Also worth noting is that any site that is not mobile-friendly will get “Fails to Meet.”
(For a more in-depth look at the guidelines, without having to trawl through all 160 pages, check out Moz’s blog ‘30+ Important Takeaways from Google’s Search Quality Rater’s Guidelines’)
Remember we said improving your Google Ranking is easier said than done?
Think about this. As a measure of relevance and how it ‘meets the requirement’ of searchers, Google gives every page on each website it indexes a ‘PageRank’ score. Even the BBC News website home page only gets 9 out of 10, and the UK page of the BBC news website only gets a meagre 8 out 10. How difficult must it be for the rest of us?

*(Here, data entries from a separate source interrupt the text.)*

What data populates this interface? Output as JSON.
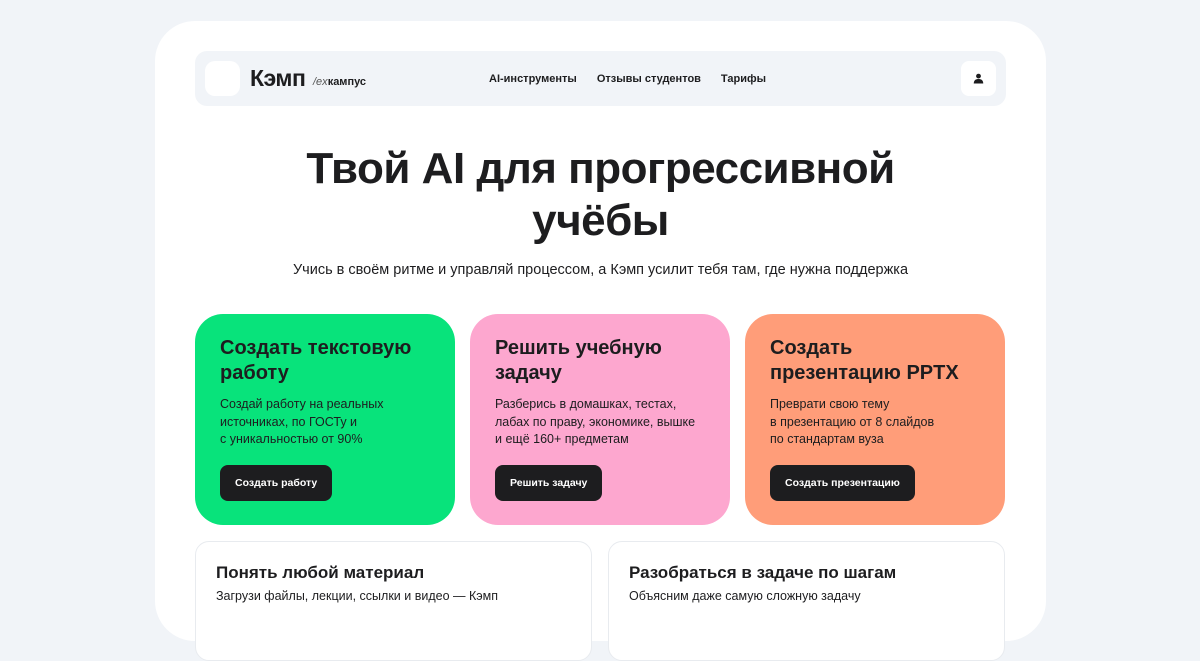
{
  "header": {
    "brand": "Кэмп",
    "brand_prefix": "/ex",
    "brand_sub": "кампус",
    "nav": [
      "AI-инструменты",
      "Отзывы студентов",
      "Тарифы"
    ],
    "user_icon": "user-icon"
  },
  "hero": {
    "title_line1": "Твой AI для прогрессивной",
    "title_line2": "учёбы",
    "subtitle": "Учись в своём ритме и управляй процессом, а Кэмп усилит тебя там, где нужна поддержка"
  },
  "cards": [
    {
      "title_line1": "Создать текстовую",
      "title_line2": "работу",
      "desc_lines": [
        "Создай работу на реальных",
        "источниках, по ГОСТу и",
        "с уникальностью от 90%"
      ],
      "button": "Создать работу",
      "color": "#08e37b"
    },
    {
      "title_line1": "Решить учебную",
      "title_line2": "задачу",
      "desc_lines": [
        "Разберись в домашках, тестах,",
        "лабах по праву, экономике, вышке",
        "и ещё 160+ предметам"
      ],
      "button": "Решить задачу",
      "color": "#fda7cf"
    },
    {
      "title_line1": "Создать",
      "title_line2": "презентацию PPTX",
      "desc_lines": [
        "Преврати свою тему",
        "в презентацию от 8 слайдов",
        "по стандартам вуза"
      ],
      "button": "Создать презентацию",
      "color": "#ff9d79"
    }
  ],
  "features": [
    {
      "title": "Понять любой материал",
      "desc": "Загрузи файлы, лекции, ссылки и видео — Кэмп"
    },
    {
      "title": "Разобраться в задаче по шагам",
      "desc": "Объясним даже самую сложную задачу"
    }
  ]
}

As we mentioned above, if your site is not mobile-friendly (i.e. is not properly optimised for viewing and use on a mobile device) then it will be deemed as ‘fails to meet’ Google’s users’ needs. Clearly this is not something you want. Google tells their raters to rate any page that is not mobile-friendly at the lowest rating.
5. Content Continues to Be King!
Google is looking for useful, relevant and fresh content. Duplicate content on your site adds no value for your user, so get rid of it. After the Panda 3.6 update was launched, there is no way for sites with duplicate content to be in Google Top 10.
While keyword stuffing used to mean having content so laden down with keywords it became unreadable, now over using keywords to the point where it’s a little annoying can get you in trouble. Quality Raters are also told to look out for attempts to make content appear more recent by changing the dates on content without making any actual changes to the content.
Don’t try and trick Google, it always knows!
Still on the subject of content, Google hates what it calls ‘thin’ content. Thin content is content deemed to be of little or no value to the reader.
For our purposes this basically translates as ‘short’ content – often in the form of short little blogs of 200 words, which are hastily written as a way of keeping the website ‘fresh’ or which are copied and reworded from other websites. The definition also includes poorly written copy with bad spelling or grammar, content that lacks any genuinely helpful or useful or relevant information, or links to other pages.
The current rollout of Panda 4.2 is intended to penalise websites that contain too much of this thin content, because the owners have not made enough effort to provide a useful or relevant in depth piece of content for visitors.
If you’re worried that your website content might be too thin, contact C4B Media.
6. Dwell Time / Bounce Rate
Dwell Time has been called the ‘most important metric you’re not measuring’. Simply put, dwell time is the actual length of time that a visitor spends on a page before returning to the SERPs (search engine results page).
If a searcher spends a long time on your page then Google is happy as it shows the visitor has viewed the majority of the content on your page. To help improve dwell time put your content above the fold, so it’s easily accessible, and break your content up into chunks which people can scan and digest quicker.
These 6 Google Ranking Factors form just the tip of a very big SEO iceberg, and in the following months we’ll explore other factors which will help improve your Google ranking in 2016.
If you’re interested in making your site mobile-friendly, or updating its design and content, to ensure your potential clients have the best chance of finding you on Google then get in contact with C4B Media on 01763 877110. We’d love to help!